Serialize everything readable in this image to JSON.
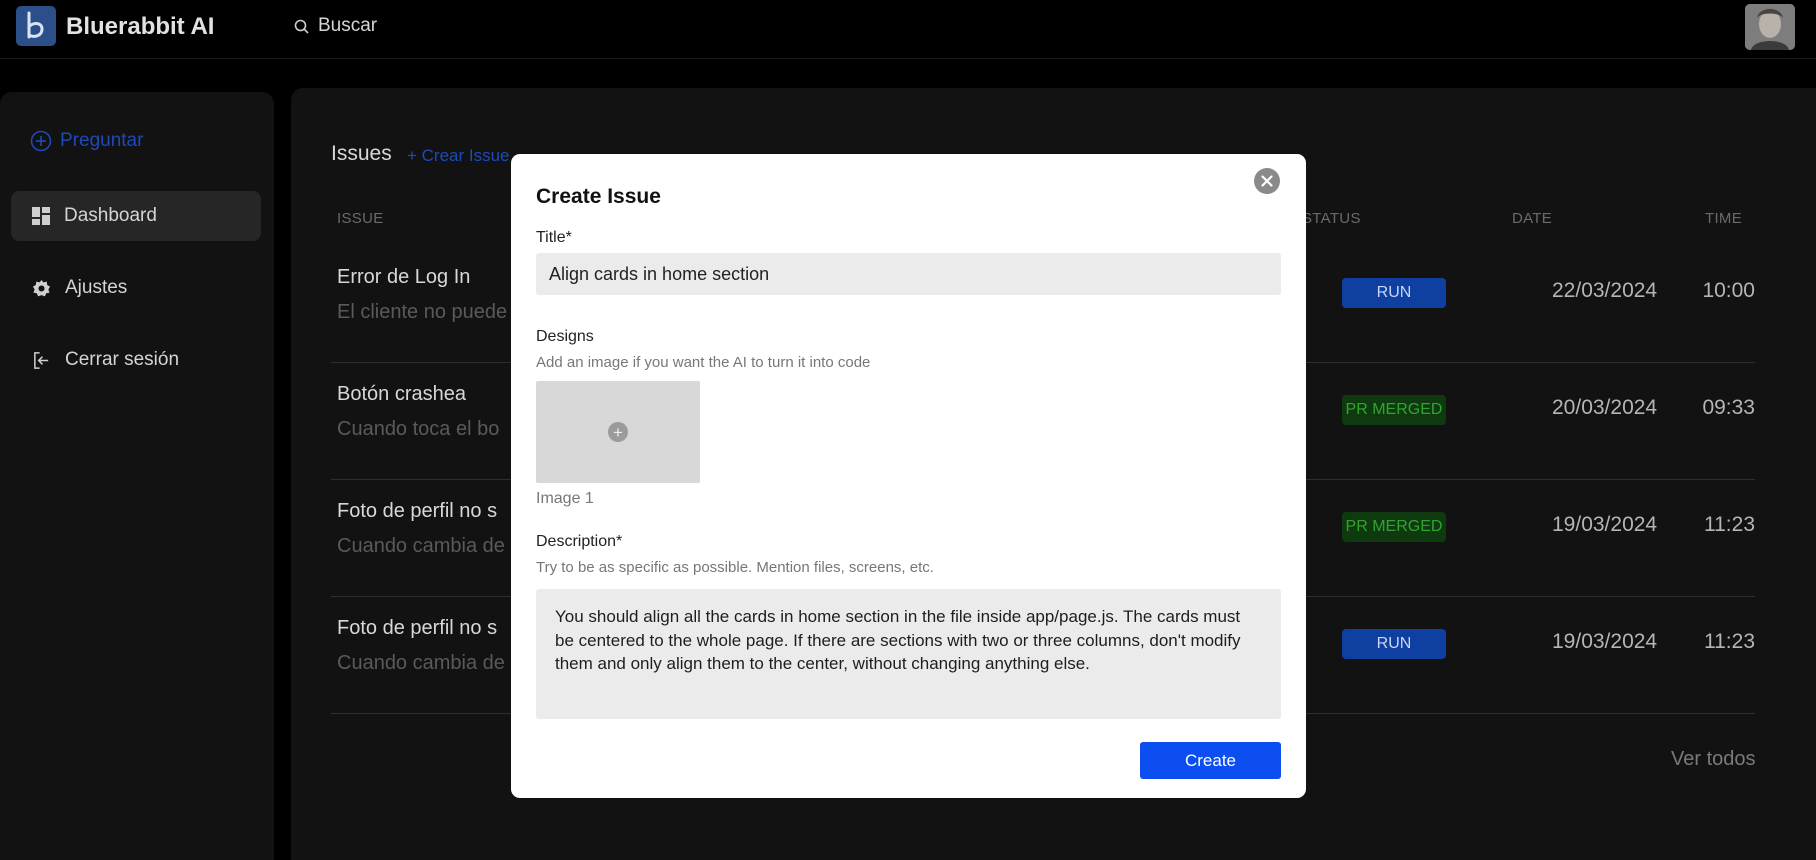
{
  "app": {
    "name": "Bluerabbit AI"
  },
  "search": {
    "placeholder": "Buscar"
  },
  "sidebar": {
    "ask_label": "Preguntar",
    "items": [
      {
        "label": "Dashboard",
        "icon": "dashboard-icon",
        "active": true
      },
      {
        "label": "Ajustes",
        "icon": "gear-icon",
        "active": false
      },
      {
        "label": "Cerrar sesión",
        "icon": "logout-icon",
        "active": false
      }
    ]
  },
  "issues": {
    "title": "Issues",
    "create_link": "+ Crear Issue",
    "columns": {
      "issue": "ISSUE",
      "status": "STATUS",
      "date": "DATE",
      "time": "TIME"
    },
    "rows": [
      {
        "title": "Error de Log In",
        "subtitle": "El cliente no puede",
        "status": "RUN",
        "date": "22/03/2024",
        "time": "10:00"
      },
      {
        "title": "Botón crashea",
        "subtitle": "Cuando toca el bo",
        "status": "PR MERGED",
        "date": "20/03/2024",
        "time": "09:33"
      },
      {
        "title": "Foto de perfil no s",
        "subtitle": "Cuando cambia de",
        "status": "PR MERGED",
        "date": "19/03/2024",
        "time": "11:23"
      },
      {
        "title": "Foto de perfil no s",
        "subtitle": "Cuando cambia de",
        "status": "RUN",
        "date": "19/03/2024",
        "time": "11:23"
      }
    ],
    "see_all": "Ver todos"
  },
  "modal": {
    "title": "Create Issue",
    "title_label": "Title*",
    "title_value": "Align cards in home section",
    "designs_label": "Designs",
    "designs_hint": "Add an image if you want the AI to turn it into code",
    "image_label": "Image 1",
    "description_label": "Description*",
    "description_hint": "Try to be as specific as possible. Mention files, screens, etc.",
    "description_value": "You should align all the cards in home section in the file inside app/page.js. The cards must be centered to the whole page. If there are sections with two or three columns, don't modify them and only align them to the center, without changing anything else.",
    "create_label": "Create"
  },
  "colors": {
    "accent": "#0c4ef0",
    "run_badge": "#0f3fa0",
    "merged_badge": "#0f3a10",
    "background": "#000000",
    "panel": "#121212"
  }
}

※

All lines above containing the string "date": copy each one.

## The completed task
      "date": "DATE",
        "date": "22/03/2024",
        "date": "20/03/2024",
        "date": "19/03/2024",
        "date": "19/03/2024",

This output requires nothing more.